ON APPEAL FROM THE UNITED STATES DISTRICT COURT FOR THE EASTERN DISTRICT OF PENNSYLVANIA (D.C. Misc. No. 79-0680)
Before Seitz, Chief Judge, and Gibbons and Rosenn, Circuit Judges.
Robert A. Wright, a state trial judge, appeals from an order of a federal district judge establishing procedures for disclosure of federal grand jury materials to George Neagle, a defendant in a state criminal trial before the appellant.
During 1979, a federal grand jury in the Eastern District of Pennsylvania was investigating Leonard R. Milano for various criminal activities. After the grand jury investigation had begun, Milano was shot and wounded along with Thomas Manley. Manley died as a result of the wounds, but Milano survived.
Thereafter, George Neagle was charged by the Commonwealth of Pennsylvania with several offenses arising out of the shooting incident involving Milano and Manley. His case was scheduled on the appellant's docket. Because it appeared that Milano would be a witness at Neagle's state trial, Neagle made a motion in federal district court for disclosure of certain information the grand jury had on Milano. The motion was served on the state prosecutor and the United States Attorney. It was not served on appellant.
The district court entered an order directing the United States Attorney to compile all grand jury material pertinent to Neagle's request.

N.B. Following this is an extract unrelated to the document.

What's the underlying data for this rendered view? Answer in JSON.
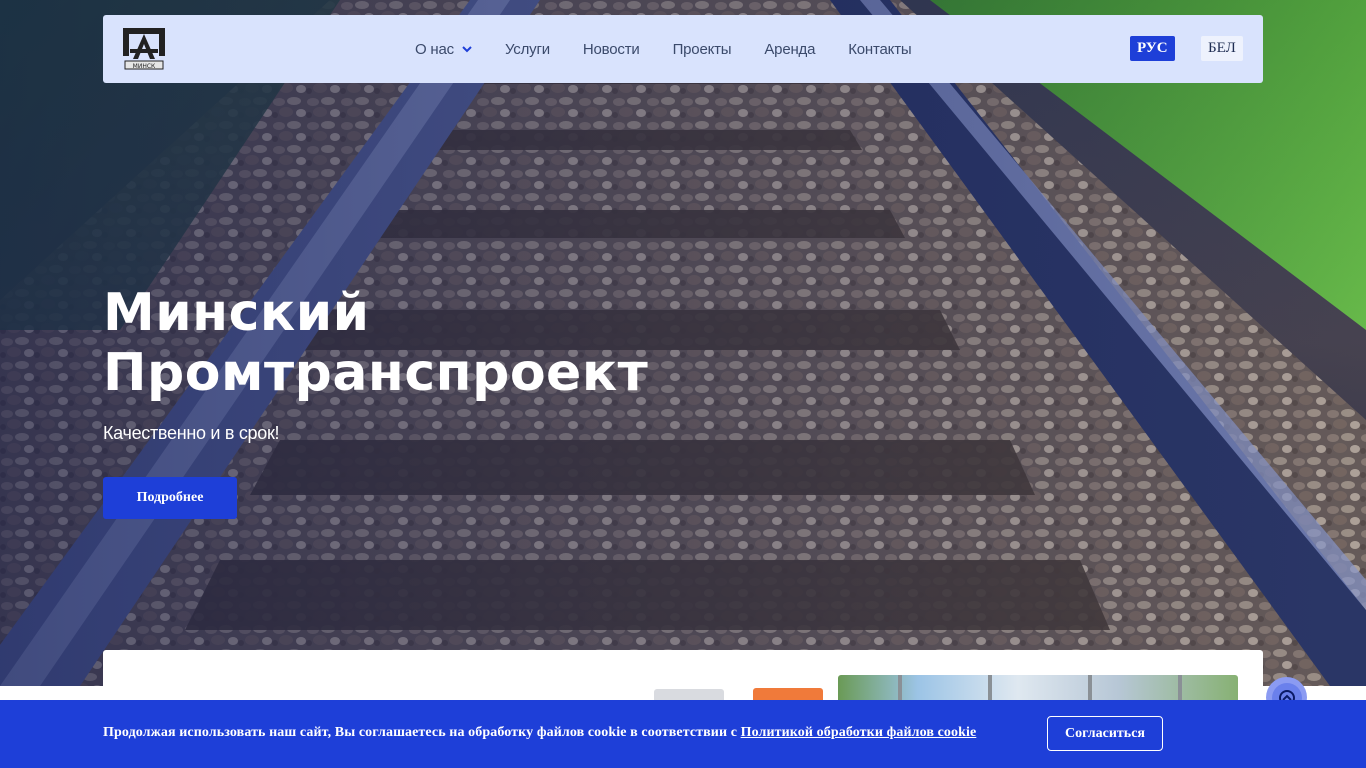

The United States Attorney was then directed to transport the information to the appellant's chambers and to consult with him about what evidence would constitute Brady material. See Brady v. Maryland, 373 U.S. 83, 83 S. Ct. 1194, 10 L. Ed. 2d 215 (1963). The United States Attorney was to get a recommendation from the appellant as to disclosure and then communicate that recommendation to the district court. At that time, the district court would determine whether Fed.R.Crim.P. 6(e) permitted disclosure. The district court reasoned that this procedure was necessary because it was unfamiliar with the facts surrounding the state proceeding.

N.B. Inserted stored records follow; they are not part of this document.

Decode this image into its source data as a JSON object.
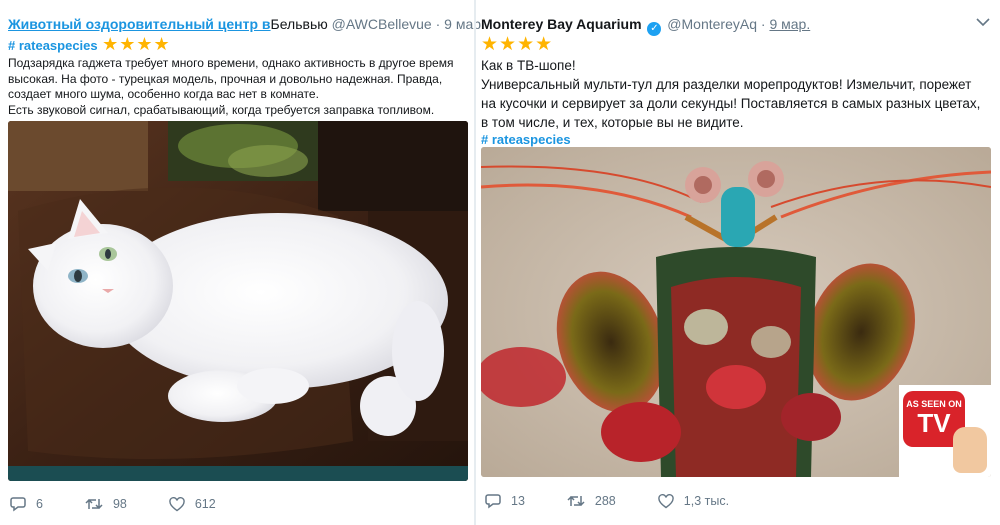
{
  "tweet1": {
    "name": "Животный оздоровительный центр в",
    "name_rest": "Бельвью",
    "handle": "@AWCBellevue",
    "dot": "·",
    "time": "9 мар.",
    "hashtag": "# rateaspecies",
    "stars": "★★★★",
    "text_lines": [
      "Подзарядка гаджета требует много времени, однако активность в другое время",
      "высокая. На фото - турецкая модель, прочная и довольно надежная. Правда,",
      "создает много шума, особенно когда вас нет в комнате.",
      "Есть звуковой сигнал, срабатывающий, когда требуется заправка топливом."
    ],
    "replies": "6",
    "retweets": "98",
    "likes": "612"
  },
  "tweet2": {
    "name": "Monterey Bay Aquarium",
    "handle": "@MontereyAq",
    "dot": "·",
    "time": "9 мар.",
    "stars": "★★★★",
    "text_lines": [
      "Как в ТВ-шопе!",
      "Универсальный мульти-тул для разделки морепродуктов! Измельчит, порежет",
      "на кусочки и сервирует за доли секунды! Поставляется в самых разных цветах,",
      "в том числе, и тех, которые вы не видите."
    ],
    "hashtag": "# rateaspecies",
    "badge_top": "AS SEEN ON",
    "badge_tv": "TV",
    "replies": "13",
    "retweets": "288",
    "likes": "1,3 тыс."
  },
  "colors": {
    "link": "#1b95e0",
    "star": "#ffb400",
    "muted": "#657786",
    "verified": "#1da1f2"
  },
  "icons": [
    "reply-icon",
    "retweet-icon",
    "like-icon",
    "verified-icon",
    "chevron-down-icon"
  ]
}
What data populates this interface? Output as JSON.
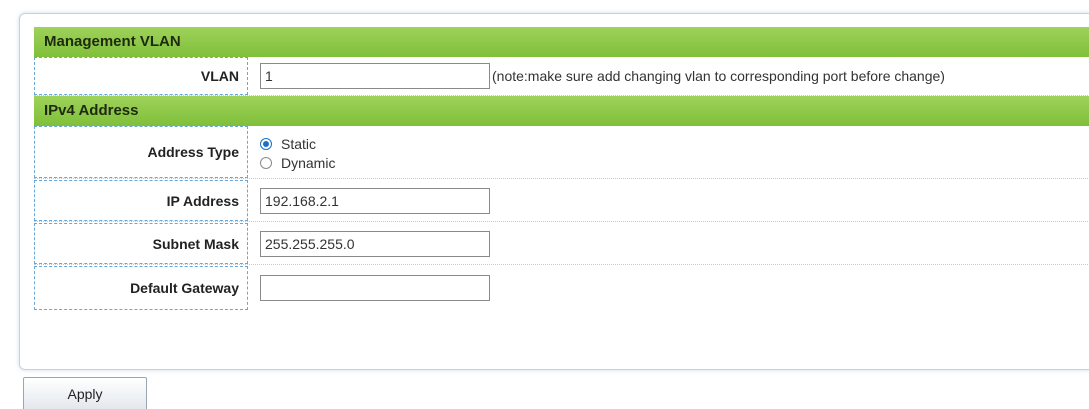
{
  "sections": {
    "management_vlan": "Management VLAN",
    "ipv4_address": "IPv4 Address"
  },
  "vlan": {
    "label": "VLAN",
    "value": "1",
    "note": "(note:make sure add changing vlan to corresponding port before change)"
  },
  "address_type": {
    "label": "Address Type",
    "options": [
      {
        "label": "Static",
        "selected": true
      },
      {
        "label": "Dynamic",
        "selected": false
      }
    ]
  },
  "ip_address": {
    "label": "IP Address",
    "value": "192.168.2.1"
  },
  "subnet_mask": {
    "label": "Subnet Mask",
    "value": "255.255.255.0"
  },
  "default_gateway": {
    "label": "Default Gateway",
    "value": ""
  },
  "buttons": {
    "apply": "Apply"
  },
  "colors": {
    "section_header": "#8cc84b",
    "radio_selected": "#1a6fc9"
  }
}
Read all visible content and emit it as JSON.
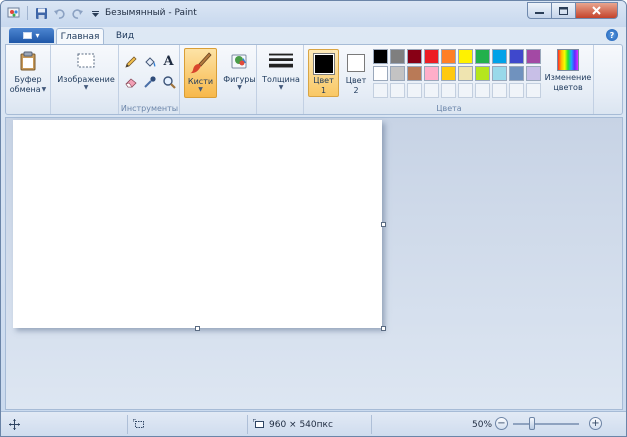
{
  "window": {
    "title": "Безымянный - Paint"
  },
  "tabs": [
    {
      "label": "Главная"
    },
    {
      "label": "Вид"
    }
  ],
  "ribbon": {
    "clipboard": {
      "label_line1": "Буфер",
      "label_line2": "обмена"
    },
    "image": {
      "label": "Изображение"
    },
    "tools": {
      "group_label": "Инструменты",
      "text_tool": "A"
    },
    "brushes": {
      "label": "Кисти"
    },
    "shapes": {
      "label": "Фигуры"
    },
    "thickness": {
      "label": "Толщина"
    },
    "colors": {
      "color1_label": "Цвет",
      "color1_num": "1",
      "color2_label": "Цвет",
      "color2_num": "2",
      "group_label": "Цвета",
      "edit_colors_line1": "Изменение",
      "edit_colors_line2": "цветов",
      "palette_row1": [
        "#000000",
        "#7f7f7f",
        "#880015",
        "#ed1c24",
        "#ff7f27",
        "#fff200",
        "#22b14c",
        "#00a2e8",
        "#3f48cc",
        "#a349a4"
      ],
      "palette_row2": [
        "#ffffff",
        "#c3c3c3",
        "#b97a57",
        "#ffaec9",
        "#ffc90e",
        "#efe4b0",
        "#b5e61d",
        "#99d9ea",
        "#7092be",
        "#c8bfe7"
      ],
      "primary_color": "#000000",
      "secondary_color": "#ffffff"
    }
  },
  "status": {
    "canvas_size": "960 × 540пкс",
    "zoom_level": "50%",
    "zoom_minus": "−",
    "zoom_plus": "+"
  }
}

Although the appellant was not a party in the district court, he has taken this appeal to challenge the procedure employed by the district court. The appellees are the United States Attorney and Neagle. The state prosecutor is not an appellee.
At the outset, although the parties have not considered the issue, we must determine whether the appellant has standing to appeal the procedures set out in the order. To decide this question, an understanding of exactly what the district court's order contemplated vis-a-vis the appellant is necessary.
The crucial portions of the order provide:
2. After the United States Attorney has reviewed the evidence . . ., he shall transport all of the evidence pertaining to the requests . . . to the chambers of (the appellant), and shall meet with the State Judge at the State Judge's earliest convenience.
3. The United States Attorney shall consult with the State Judge about the contents of the evidence and shall communicate his views to the State Judge as to what evidence may constitute Brady material, so that the State Judge may make a fully informed determination of what material ought to be ...